Dear internet,

I will be away at a boring conference over the weekend and for the first part of next week, so you can expect blog silence and twitter-whining from me for a few days (business as usual, basically). But in the spirit of bringing positive stuff to the table to make up for all the whining I plan to dump on you later, I've decided to have a giveaway. I'm buying Tom Gauld's You're All Just Jealous of My Jetpack for myself next week and giving away a copy to one lucky person. 

Who is Tom Gauld? If you're a bookish person on tumblr, you're probably familiar with his cartoons. If not, fix that. One word comes to mind to describe them: relevant. They are smart, they are funny, they are whimsical, but, most of all, they are relevant in that way that makes you go "I didn't even know I needed it, but this is perfect." I especially love his panels about books and classic authors, because they manage to be so funny while showing understanding and love for their subjects. You can see a wider selection of cartoons from his book in this preview or on Boing Boing, but here are some of my favorites:

Discovering Christopher Bram

A few weeks ago, we received a review copy of Surprising Myself by Christopher Bram, from Open Road Media, which published 3 titles from him as ebooks this May, as part of their Pride Month Events. I had never heard of Bram before receiving the email from Open Road Media, but he sounded like an interesting figure, and I decided to give the book a try. I narrowly missed Pride Month, I know, but I'm glad I discovered this author.

Surprising Myself is Bram's first book. It is narrated form a first-person perspective, by the main character, Joel Scherzenlieb. The book opens with Joel working as a counselor at a Boy Scout camp, reading Ayn Rand and being bullied by the other counselors for his perceived homosexuality. Joel is sure he isn't gay, and he's sure about what he wants to do in life: go back to his father in Switzerland, go to college, become a successful businessman (or lawyer, or something else respectable and ambitious), and live according to the objectivist philosophy of Rand. Of course, his life doesn't pan out this way. We follow him as he comes out as gay, and then through the ups and downs of his relationship with his boyfriend, Corey, and with his family. A lot of the external conflict is centered around Joel's relationship with his father (whose betrayal deprives Joel of the opportunity to go to college) and around Joel's sister's, Liza, marriage and her attempt to get away from her emotionally abusive husband, Bob. The inner conflict is about Joel's doubts and confusion regarding love, and his trying to figure out whether or not his relationship with Corey is True Love

What About Philosophy?

Let's kick off July with a discussion.

I'm curious about the concept of well-readness and what it covers. Amanda of Dead White Guys & Book Riot had a post exploring this concept a while back. The takeaway seemed to be that you should read widely and thoughtfully to qualify as well-read. The conversation was recently rekindled by Jeff O'Neal's list of 100 books that will take you "from zero to well-read" and the debates over his post neatly illustrated how difficult it is to define and apply labels like "well-read." So far, so good.
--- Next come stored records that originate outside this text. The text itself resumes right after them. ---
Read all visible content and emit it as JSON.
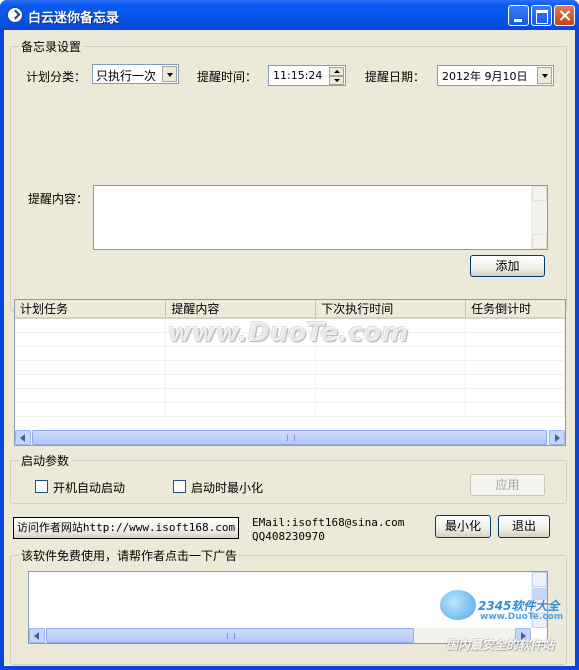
{
  "window": {
    "title": "白云迷你备忘录"
  },
  "settings": {
    "group_title": "备忘录设置",
    "category_label": "计划分类：",
    "category_value": "只执行一次",
    "time_label": "提醒时间：",
    "time_value": "11:15:24",
    "date_label": "提醒日期：",
    "date_value": "2012年 9月10日",
    "content_label": "提醒内容：",
    "content_value": "",
    "add_button": "添加"
  },
  "task_list": {
    "columns": [
      "计划任务",
      "提醒内容",
      "下次执行时间",
      "任务倒计时"
    ],
    "rows": []
  },
  "startup": {
    "group_title": "启动参数",
    "autostart_label": "开机自动启动",
    "minimized_label": "启动时最小化",
    "apply_button": "应用"
  },
  "footer": {
    "website_button": "访问作者网站http://www.isoft168.com",
    "email": "EMail:isoft168@sina.com",
    "qq": "QQ408230970",
    "minimize_button": "最小化",
    "exit_button": "退出"
  },
  "ad": {
    "group_title": "该软件免费使用，请帮作者点击一下广告"
  },
  "watermarks": {
    "duote": "www.DuoTe.com",
    "brand": "2345软件大全",
    "brand_url": "www.DuoTe.com",
    "slogan": "国内最安全的软件站"
  },
  "colors": {
    "titlebar": "#0454e6",
    "client_bg": "#ece9d8",
    "button_border": "#003c74"
  }
}
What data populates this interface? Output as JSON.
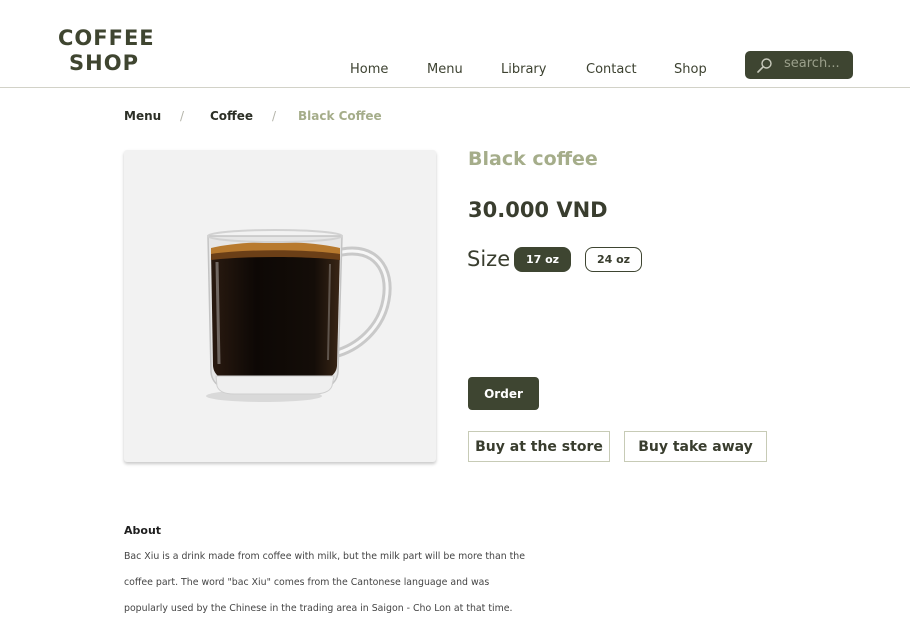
{
  "header": {
    "logo_line1": "COFFEE",
    "logo_line2": "SHOP",
    "nav": [
      "Home",
      "Menu",
      "Library",
      "Contact",
      "Shop"
    ],
    "search": {
      "placeholder": "search..."
    }
  },
  "breadcrumb": {
    "items": [
      "Menu",
      "Coffee",
      "Black Coffee"
    ],
    "separator": "/"
  },
  "product": {
    "title": "Black coffee",
    "price": "30.000 VND",
    "size_label": "Size",
    "sizes": [
      "17 oz",
      "24 oz"
    ],
    "selected_size": "17 oz",
    "order_label": "Order",
    "buy_store_label": "Buy at the store",
    "buy_takeaway_label": "Buy take away",
    "image": "coffee-mug-image"
  },
  "about": {
    "heading": "About",
    "lines": [
      "Bac Xiu is a drink made from coffee with milk, but the milk part will be more than the",
      "coffee part. The word \"bac Xiu\" comes from the Cantonese language and was",
      "popularly used by the Chinese in the trading area in Saigon - Cho Lon at that time."
    ]
  },
  "colors": {
    "brand_dark": "#3e4531",
    "accent_olive": "#a5ad8a",
    "text_dark": "#393d2e",
    "image_bg": "#f2f2f2"
  }
}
I admit that I'm not very invested in this debate as concerns literature, but I was wondering whether it should include only literature. 
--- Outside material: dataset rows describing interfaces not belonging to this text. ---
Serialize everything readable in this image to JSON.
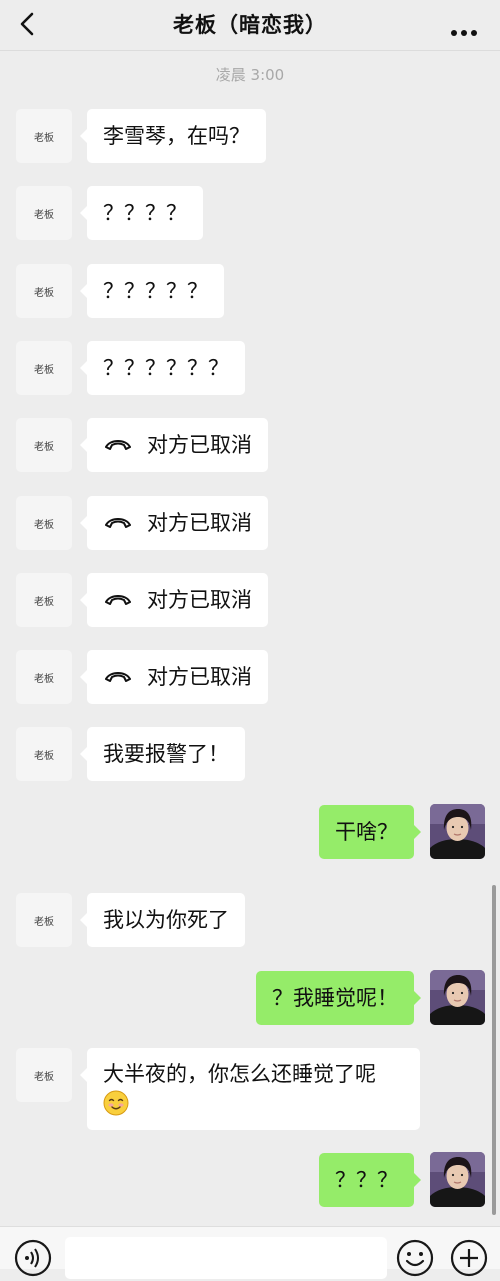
{
  "header": {
    "title": "老板（暗恋我）",
    "back_icon": "chevron-left-icon",
    "more_icon": "more-dots-icon"
  },
  "timestamp": "凌晨 3:00",
  "contact_avatar_label": "老板",
  "messages": [
    {
      "side": "left",
      "type": "text",
      "text": "李雪琴，在吗？"
    },
    {
      "side": "left",
      "type": "text",
      "text": "？？？？"
    },
    {
      "side": "left",
      "type": "text",
      "text": "？？？？？"
    },
    {
      "side": "left",
      "type": "text",
      "text": "？？？？？？"
    },
    {
      "side": "left",
      "type": "call",
      "icon": "phone-hangup-icon",
      "text": "对方已取消"
    },
    {
      "side": "left",
      "type": "call",
      "icon": "phone-hangup-icon",
      "text": "对方已取消"
    },
    {
      "side": "left",
      "type": "call",
      "icon": "phone-hangup-icon",
      "text": "对方已取消"
    },
    {
      "side": "left",
      "type": "call",
      "icon": "phone-hangup-icon",
      "text": "对方已取消"
    },
    {
      "side": "left",
      "type": "text",
      "text": "我要报警了！"
    },
    {
      "side": "right",
      "type": "text",
      "text": "干啥？"
    },
    {
      "side": "left",
      "type": "text",
      "text": "我以为你死了"
    },
    {
      "side": "right",
      "type": "text",
      "text": "？我睡觉呢！"
    },
    {
      "side": "left",
      "type": "text",
      "text": "大半夜的，你怎么还睡觉了呢",
      "emoji": "smile-emoji-icon"
    },
    {
      "side": "right",
      "type": "text",
      "text": "？？？"
    }
  ],
  "input_bar": {
    "voice_icon": "voice-icon",
    "emoji_icon": "emoji-icon",
    "plus_icon": "plus-icon",
    "input_value": ""
  },
  "colors": {
    "background": "#ededed",
    "bubble_left": "#ffffff",
    "bubble_right": "#95ec69",
    "timestamp": "#a8a8a8"
  }
}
Quint Buchholz, Book Scales

I sort of get why the sciences are not mentioned here. It's not only about the two cultures divide, about the way in which the humanistic and scientific worlds are constantly portrayed as apart and incompatible, and the ideal of the cultivated or well-educated mind is more often associated with the humanistic side (think of how not knowing who Shakespeare is carries a greater intellectual stigma than not knowing the Second Law of Thermodynamics). When it comes to sciences, there's also the fact that it is not very productive to read the original works as opposed to studying their main ideas from a textbook (I mean, good luck with reading Newton's Principia if that's what you want to do with your life, but still...). So the sciences are not easily-included in the well-read conversation.

But if the goal of being well-read is to be able "to think and converse about the human experience intelligently," shouldn't philosophy qualify? Not as an afterthought ("of course, non-fiction is important too"), but as an essential part of the canon. After all, much of the world (and literature) we know now would simply not exist without philosophy. Whether you want to have an idea of the history of human thought, or to understand a piece of literature in context (sometimes to understand a piece of literature at all), you need to have some knowledge of philosophy. And this is not to talk about the tools and frameworks literary theory borrows from philosophy. 
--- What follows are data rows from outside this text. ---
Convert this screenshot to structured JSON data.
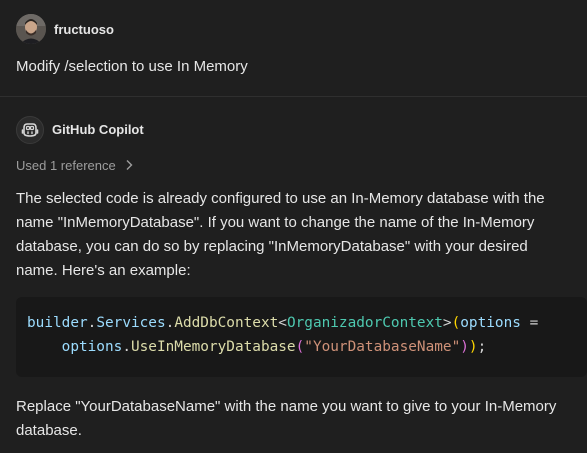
{
  "user_message": {
    "username": "fructuoso",
    "text": "Modify /selection to use In Memory"
  },
  "copilot_message": {
    "name": "GitHub Copilot",
    "references_label": "Used 1 reference",
    "paragraph_1": "The selected code is already configured to use an In-Memory database with the name \"InMemoryDatabase\". If you want to change the name of the In-Memory database, you can do so by replacing \"InMemoryDatabase\" with your desired name. Here's an example:",
    "code_tokens": {
      "builder": "builder",
      "dot1": ".",
      "services": "Services",
      "dot2": ".",
      "adddbcontext": "AddDbContext",
      "lt": "<",
      "organizador_context": "OrganizadorContext",
      "gt": ">",
      "paren_open": "(",
      "options_param": "options",
      "arrow": " =",
      "indent": "    ",
      "options_obj": "options",
      "dot3": ".",
      "use_in_memory": "UseInMemoryDatabase",
      "paren_open2": "(",
      "db_name": "\"YourDatabaseName\"",
      "paren_close2": ")",
      "paren_close": ")",
      "semicolon": ";"
    },
    "paragraph_2": "Replace \"YourDatabaseName\" with the name you want to give to your In-Memory database."
  },
  "colors": {
    "background": "#1f1f1f",
    "code_background": "#181818",
    "variable": "#9cdcfe",
    "function": "#dcdcaa",
    "type": "#4ec9b0",
    "string": "#ce9178",
    "bracket_level1": "#ffd700",
    "bracket_level2": "#da70d6"
  },
  "icons": {
    "user_avatar": "user-avatar-photo",
    "copilot_avatar": "copilot-icon",
    "references_chevron": "chevron-right-icon"
  }
}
This raises the question of how far we should go, though. How much and what philosophy should you read to qualify as well-read? Most people would probably agree that Plato's Dialogues are indispensable (or, more accurately, a selection of them is). So is Kant's Critique of Pure Reason, but it's long and dense, so should you read it if you don't have a special interest in philosophy? Most people would probably agree that you should have some knowledge of Sartre and Existentialism if you want to understand the 20th century in literature. Fair enough, but what about other strands of philosophy? Should you be familiar with Carnap or Quine?

So what do you think? Would you include philosophy in the endless stream of stuff you have to cover to be "well-read"? Do any particular works or criteria for selecting them come to mind?